It was worth a try wasn't it?
He took a deep breath, and then the one stride followed. He walked out into
the hallway, and the residents gathered around Julie Saufley's saw him and
every one of them recoiled as if they'd just seen a man from Mars. He
didn't hesitate; he went past them to the elevator. The little numerals
above the door were on the upward march. The policemen were coming up, he
realized. It would not be wise to let them see the Green Falcon.
"Hey!" Mr. Gomez shouted. "Hey, who the hell are you?"
"He must be nuts!" Mrs. LaPresta said, and her
husband—in a rare moment—agreed.
But Cray was already heading towards the door marked STAIRS. The cape
pinched his neck, and the mask was stuffy; he didn't remember the costume
being so uncomfortable. But he pulled open the door and started quickly
down the stairway, the matchbook clenched in his hand and the smell of
Julie's blood up his nostrils.
He was puffing by the time he reached the ground floor. But he crossed
the cramped little lobby, went out the revolving door and onto
Hollywood Boulevard, where the lights and the noise reminded him of a
three-ring circus. But he knew full well that shadows lay at the
fringes of those lights, and in those shadows it was dangerous to
tread. He started walking west, toward Vine street. A couple of kids
zipped past him on skateboards, and one of them gave a fierce tug at
his cape that almost strangled him. Horns were honking as cars passed,
and ladies of the night waved and jiggled their wares from the street
corner. A punk with his hair in long red spikes peered into Cray's
eyeholes and sneered, "Are you for real, man?" The Green Falcon kept
going, a man with a mission. A black prostitute jabbed her colleague
in the ribs, and both of them hooted and made obscene noises as he
passed. Here came a group of Hare Krishnas, banging tambourines and
chanting, and even their blank eyes widened as they saw him coming.
But the Green Falcon, dodging drunks and leather clad hustlers, left
them all in the flap of his cape.

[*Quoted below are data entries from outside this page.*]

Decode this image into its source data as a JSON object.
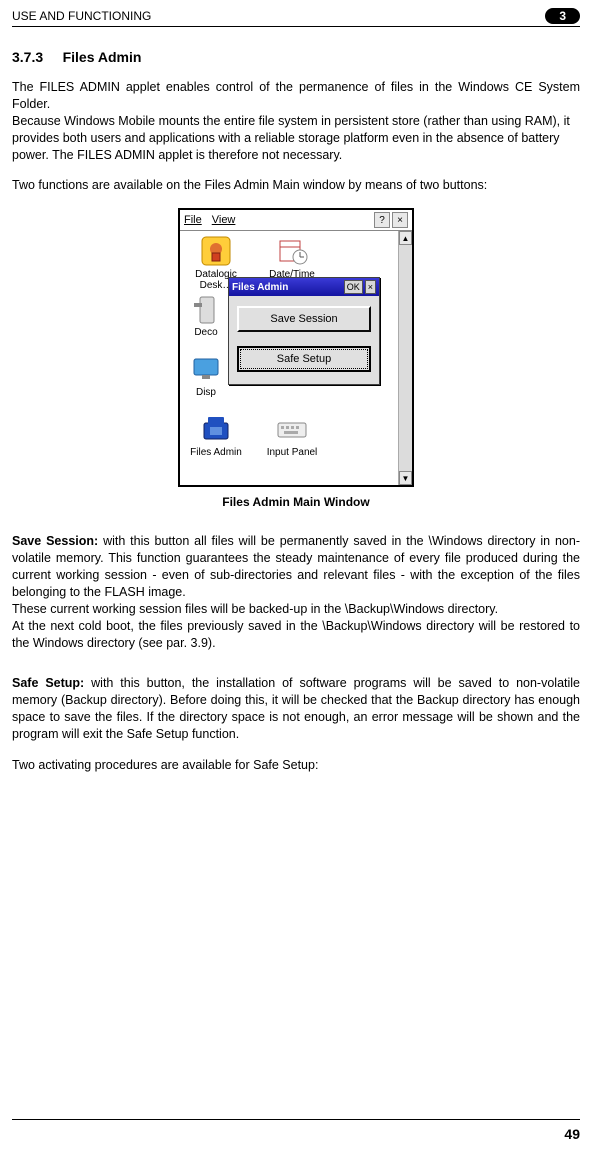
{
  "header": {
    "running_title": "USE AND FUNCTIONING",
    "chapter_badge": "3"
  },
  "section": {
    "number": "3.7.3",
    "title": "Files Admin"
  },
  "paragraphs": {
    "p1": "The FILES ADMIN applet enables control of the permanence of files in the Windows CE System Folder.",
    "p2": "Because Windows Mobile mounts the entire file system in persistent store (rather than using RAM), it provides both users and applications with a reliable storage platform even in the absence of battery power. The FILES ADMIN applet is therefore not necessary.",
    "p3": "Two functions are available on the Files Admin Main window by means of two buttons:",
    "save_label": "Save Session:",
    "save_body": " with this button all files will be permanently saved in the \\Windows directory in non-volatile memory. This function guarantees the steady maintenance of every file produced during the current working session - even of sub-directories and relevant files - with the exception of the files belonging to the FLASH image.",
    "save_body2": "These current working session files will be backed-up in the \\Backup\\Windows directory.",
    "save_body3": "At the next cold boot, the files previously saved in the \\Backup\\Windows directory will be restored to the Windows directory (see par. 3.9).",
    "safe_label": "Safe Setup:",
    "safe_body": " with this button, the installation of software programs will be saved to non-volatile memory (Backup directory). Before doing this, it will be checked that the Backup directory has enough space to save the files. If the directory space is not enough, an error message will be shown and the program will exit the Safe Setup function.",
    "safe_body2": "Two activating procedures are available for Safe Setup:"
  },
  "screenshot": {
    "menu_file": "File",
    "menu_view": "View",
    "help_btn": "?",
    "close_btn": "×",
    "scroll_up": "▲",
    "scroll_down": "▼",
    "icons": {
      "datalogic": "Datalogic Desk…",
      "datetime": "Date/Time",
      "deco": "Deco",
      "disp": "Disp",
      "filesadmin": "Files Admin",
      "inputpanel": "Input Panel"
    },
    "dialog": {
      "title": "Files Admin",
      "ok": "OK",
      "close": "×",
      "btn_save": "Save Session",
      "btn_safe": "Safe Setup"
    }
  },
  "caption": "Files Admin Main Window",
  "page_number": "49"
}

And then there was the Grinderswitch Bar, jammed between a porno theater
and a wig shop. Its blinking neon sign was bright scarlet, and out in
front of the place were six big Harley-Davidson motorcycles. Cray paused,
fear fluttering around in the pit of his stomach. The Grinderswitch was a
place of shadows; he could tell that right off. There was a meanness even in
the neon's buzz. Go home, he told himself. Forget this. Just go home
Do what? Vegetate? Sit in a lousy chair, look at clippings, and reflect on
how lucky you are to have a job sweeping the floor at a Burger King?
No. He was wearing the armour of the Green Falcon now, and why should he
fear? But still he paused. To go into that place would be like walking into
a lion's den after rolling around in fresh meat. Who was Julie Saufley,
anyway? His friend, yes, but she was dead now, and what did it matter? Go
home. Put the costume back on its hanger and forget it. He looked at the
door, and knew that beyond it the monsters waited. Go home. Just go home.